* [TASK DESCRIPTION]:
From the records below, find each line with the string "JSON" and copy it.

* [DATA TO EXAMINE]:
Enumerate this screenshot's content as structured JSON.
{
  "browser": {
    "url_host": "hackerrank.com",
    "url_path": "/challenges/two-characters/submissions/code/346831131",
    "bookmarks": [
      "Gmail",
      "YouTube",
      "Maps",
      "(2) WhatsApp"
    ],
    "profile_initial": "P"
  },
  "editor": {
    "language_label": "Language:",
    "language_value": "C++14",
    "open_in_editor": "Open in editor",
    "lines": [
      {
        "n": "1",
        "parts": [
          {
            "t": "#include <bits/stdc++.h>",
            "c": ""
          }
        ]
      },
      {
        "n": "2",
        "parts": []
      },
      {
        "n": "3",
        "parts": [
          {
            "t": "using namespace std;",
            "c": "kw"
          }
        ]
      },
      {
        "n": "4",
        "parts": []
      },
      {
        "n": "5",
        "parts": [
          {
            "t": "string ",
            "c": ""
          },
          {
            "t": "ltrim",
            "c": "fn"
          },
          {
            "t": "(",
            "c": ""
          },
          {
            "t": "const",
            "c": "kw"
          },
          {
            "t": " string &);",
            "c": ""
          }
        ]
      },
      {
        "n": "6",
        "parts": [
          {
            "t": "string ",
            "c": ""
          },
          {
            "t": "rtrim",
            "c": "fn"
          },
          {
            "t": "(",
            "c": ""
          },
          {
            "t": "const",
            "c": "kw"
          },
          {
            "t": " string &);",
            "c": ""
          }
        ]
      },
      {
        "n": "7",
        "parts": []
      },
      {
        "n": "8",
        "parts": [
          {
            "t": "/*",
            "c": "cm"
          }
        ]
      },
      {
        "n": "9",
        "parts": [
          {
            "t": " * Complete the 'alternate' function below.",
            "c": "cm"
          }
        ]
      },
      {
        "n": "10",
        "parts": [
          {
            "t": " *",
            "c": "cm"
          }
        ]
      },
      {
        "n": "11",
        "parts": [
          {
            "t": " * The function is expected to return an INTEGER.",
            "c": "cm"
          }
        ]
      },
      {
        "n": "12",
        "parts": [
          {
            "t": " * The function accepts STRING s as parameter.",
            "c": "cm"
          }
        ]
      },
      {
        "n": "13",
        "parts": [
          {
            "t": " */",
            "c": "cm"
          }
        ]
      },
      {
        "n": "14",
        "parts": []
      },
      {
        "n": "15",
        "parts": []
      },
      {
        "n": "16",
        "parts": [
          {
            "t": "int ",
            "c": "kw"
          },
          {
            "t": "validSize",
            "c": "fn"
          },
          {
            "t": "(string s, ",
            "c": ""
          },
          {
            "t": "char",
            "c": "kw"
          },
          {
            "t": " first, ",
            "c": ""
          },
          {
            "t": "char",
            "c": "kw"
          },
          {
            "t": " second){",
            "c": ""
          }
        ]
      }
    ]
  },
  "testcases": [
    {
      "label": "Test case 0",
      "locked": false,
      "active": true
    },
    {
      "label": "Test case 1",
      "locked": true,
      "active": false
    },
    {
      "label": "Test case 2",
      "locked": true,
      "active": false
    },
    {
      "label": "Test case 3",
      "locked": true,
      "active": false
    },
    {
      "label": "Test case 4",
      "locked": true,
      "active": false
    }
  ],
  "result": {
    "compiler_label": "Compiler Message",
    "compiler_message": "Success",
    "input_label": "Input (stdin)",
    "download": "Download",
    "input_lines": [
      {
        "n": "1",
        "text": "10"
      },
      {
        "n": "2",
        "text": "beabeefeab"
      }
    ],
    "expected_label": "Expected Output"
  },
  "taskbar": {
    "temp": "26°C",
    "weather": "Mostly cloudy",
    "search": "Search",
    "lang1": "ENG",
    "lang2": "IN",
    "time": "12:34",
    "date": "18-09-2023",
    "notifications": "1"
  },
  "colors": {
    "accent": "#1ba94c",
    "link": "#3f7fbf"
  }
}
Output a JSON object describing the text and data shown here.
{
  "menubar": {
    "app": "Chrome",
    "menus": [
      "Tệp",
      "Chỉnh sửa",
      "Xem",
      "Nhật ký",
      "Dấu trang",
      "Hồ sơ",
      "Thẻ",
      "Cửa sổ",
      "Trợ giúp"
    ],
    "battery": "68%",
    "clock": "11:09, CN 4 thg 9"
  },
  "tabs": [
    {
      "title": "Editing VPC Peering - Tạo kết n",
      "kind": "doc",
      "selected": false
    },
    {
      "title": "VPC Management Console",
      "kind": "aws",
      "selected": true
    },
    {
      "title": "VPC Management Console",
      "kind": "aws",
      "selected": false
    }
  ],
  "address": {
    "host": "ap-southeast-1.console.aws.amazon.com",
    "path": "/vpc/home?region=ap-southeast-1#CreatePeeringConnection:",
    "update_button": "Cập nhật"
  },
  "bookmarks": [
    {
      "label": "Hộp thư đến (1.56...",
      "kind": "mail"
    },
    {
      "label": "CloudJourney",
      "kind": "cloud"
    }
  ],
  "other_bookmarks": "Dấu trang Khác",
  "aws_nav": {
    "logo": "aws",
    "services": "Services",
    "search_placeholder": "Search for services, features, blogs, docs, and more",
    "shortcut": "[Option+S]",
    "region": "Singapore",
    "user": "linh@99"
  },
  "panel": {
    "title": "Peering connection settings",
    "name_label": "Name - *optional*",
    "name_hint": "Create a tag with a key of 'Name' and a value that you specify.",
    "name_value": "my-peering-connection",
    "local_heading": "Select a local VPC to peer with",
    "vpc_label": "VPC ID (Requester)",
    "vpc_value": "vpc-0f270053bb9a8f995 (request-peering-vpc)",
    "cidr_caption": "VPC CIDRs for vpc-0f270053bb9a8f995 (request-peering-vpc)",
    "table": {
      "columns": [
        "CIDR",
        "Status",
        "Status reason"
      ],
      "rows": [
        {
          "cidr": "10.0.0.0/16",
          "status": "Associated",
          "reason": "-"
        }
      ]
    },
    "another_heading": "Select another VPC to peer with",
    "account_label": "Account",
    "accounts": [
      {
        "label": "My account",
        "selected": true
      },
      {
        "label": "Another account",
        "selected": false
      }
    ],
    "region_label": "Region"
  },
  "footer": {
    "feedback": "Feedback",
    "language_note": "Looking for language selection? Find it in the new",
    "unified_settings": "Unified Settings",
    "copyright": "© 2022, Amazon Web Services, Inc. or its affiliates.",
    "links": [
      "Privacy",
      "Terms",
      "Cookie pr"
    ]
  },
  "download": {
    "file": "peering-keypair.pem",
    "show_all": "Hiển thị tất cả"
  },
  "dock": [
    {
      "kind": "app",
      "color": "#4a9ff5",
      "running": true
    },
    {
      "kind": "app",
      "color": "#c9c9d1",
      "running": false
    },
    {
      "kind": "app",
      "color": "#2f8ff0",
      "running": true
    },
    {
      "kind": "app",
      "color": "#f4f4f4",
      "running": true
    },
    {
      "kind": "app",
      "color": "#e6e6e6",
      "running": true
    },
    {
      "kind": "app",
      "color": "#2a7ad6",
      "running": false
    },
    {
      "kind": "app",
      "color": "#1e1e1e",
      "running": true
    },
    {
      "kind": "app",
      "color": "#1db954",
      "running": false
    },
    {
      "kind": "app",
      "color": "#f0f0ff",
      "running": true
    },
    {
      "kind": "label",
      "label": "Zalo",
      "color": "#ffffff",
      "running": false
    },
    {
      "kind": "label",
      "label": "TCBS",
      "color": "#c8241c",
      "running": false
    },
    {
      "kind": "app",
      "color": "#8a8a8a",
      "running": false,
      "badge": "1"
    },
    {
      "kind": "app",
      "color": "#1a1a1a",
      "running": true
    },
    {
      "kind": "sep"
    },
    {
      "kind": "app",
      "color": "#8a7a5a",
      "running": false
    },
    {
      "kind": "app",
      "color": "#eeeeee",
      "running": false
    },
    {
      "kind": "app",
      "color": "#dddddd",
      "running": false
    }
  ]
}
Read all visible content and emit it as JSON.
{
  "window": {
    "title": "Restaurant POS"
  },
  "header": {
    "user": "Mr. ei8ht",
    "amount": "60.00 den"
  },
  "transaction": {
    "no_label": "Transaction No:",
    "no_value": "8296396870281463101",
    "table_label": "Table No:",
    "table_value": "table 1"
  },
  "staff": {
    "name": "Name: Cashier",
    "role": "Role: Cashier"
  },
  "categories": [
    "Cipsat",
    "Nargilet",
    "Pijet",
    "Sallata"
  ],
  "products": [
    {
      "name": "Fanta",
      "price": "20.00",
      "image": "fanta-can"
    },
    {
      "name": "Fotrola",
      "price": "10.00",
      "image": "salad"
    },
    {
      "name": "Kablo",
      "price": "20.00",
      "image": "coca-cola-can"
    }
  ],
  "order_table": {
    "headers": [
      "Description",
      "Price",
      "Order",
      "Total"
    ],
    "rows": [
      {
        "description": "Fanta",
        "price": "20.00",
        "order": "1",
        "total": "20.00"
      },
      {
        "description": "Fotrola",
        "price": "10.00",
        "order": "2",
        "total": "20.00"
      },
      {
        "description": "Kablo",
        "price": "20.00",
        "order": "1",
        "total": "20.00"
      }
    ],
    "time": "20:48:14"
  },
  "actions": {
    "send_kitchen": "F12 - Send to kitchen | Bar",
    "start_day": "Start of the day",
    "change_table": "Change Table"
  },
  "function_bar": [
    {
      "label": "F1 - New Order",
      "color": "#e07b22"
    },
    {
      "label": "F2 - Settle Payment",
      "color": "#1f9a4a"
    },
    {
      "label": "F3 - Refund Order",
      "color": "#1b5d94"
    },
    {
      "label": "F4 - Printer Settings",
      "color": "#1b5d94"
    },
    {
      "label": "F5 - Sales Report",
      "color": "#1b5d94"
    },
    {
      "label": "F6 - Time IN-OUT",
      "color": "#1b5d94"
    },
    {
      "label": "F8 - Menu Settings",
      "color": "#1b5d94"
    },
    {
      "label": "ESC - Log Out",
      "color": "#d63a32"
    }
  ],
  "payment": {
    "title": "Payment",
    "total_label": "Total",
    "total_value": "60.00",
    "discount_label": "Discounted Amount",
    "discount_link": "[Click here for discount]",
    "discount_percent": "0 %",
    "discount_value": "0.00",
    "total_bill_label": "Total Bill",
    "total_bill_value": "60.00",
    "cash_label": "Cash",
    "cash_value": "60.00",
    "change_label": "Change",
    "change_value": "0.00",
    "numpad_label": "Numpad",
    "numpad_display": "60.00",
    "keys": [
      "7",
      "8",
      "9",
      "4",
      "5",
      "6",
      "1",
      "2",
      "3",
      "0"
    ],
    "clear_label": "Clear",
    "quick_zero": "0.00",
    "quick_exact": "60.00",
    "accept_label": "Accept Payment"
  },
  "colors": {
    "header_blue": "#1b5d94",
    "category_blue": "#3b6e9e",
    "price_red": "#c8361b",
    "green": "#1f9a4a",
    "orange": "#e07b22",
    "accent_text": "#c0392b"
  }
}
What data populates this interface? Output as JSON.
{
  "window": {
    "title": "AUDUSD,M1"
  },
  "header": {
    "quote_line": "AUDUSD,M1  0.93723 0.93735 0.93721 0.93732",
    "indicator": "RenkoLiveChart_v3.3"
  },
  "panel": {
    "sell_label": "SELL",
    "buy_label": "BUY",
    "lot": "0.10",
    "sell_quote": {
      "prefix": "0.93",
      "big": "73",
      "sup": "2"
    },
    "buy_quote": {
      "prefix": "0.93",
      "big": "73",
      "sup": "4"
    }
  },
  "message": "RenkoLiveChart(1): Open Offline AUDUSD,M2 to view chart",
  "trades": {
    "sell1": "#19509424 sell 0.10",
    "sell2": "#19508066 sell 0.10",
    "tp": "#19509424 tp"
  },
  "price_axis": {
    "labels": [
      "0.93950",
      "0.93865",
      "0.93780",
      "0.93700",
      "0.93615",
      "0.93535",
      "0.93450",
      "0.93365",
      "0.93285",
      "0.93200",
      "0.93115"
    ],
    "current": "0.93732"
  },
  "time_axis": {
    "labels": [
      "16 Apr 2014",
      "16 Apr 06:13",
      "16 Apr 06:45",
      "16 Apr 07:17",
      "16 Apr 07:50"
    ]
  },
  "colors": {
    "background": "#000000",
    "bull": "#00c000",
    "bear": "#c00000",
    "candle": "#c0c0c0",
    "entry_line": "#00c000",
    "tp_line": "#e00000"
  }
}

* [EXERCISE SOLUTION]:
Enumerate this screenshot's content as structured JSON.
Output a JSON object describing the text and data shown here.
Read all visible content and emit it as JSON.
What data populates this interface? Output as JSON.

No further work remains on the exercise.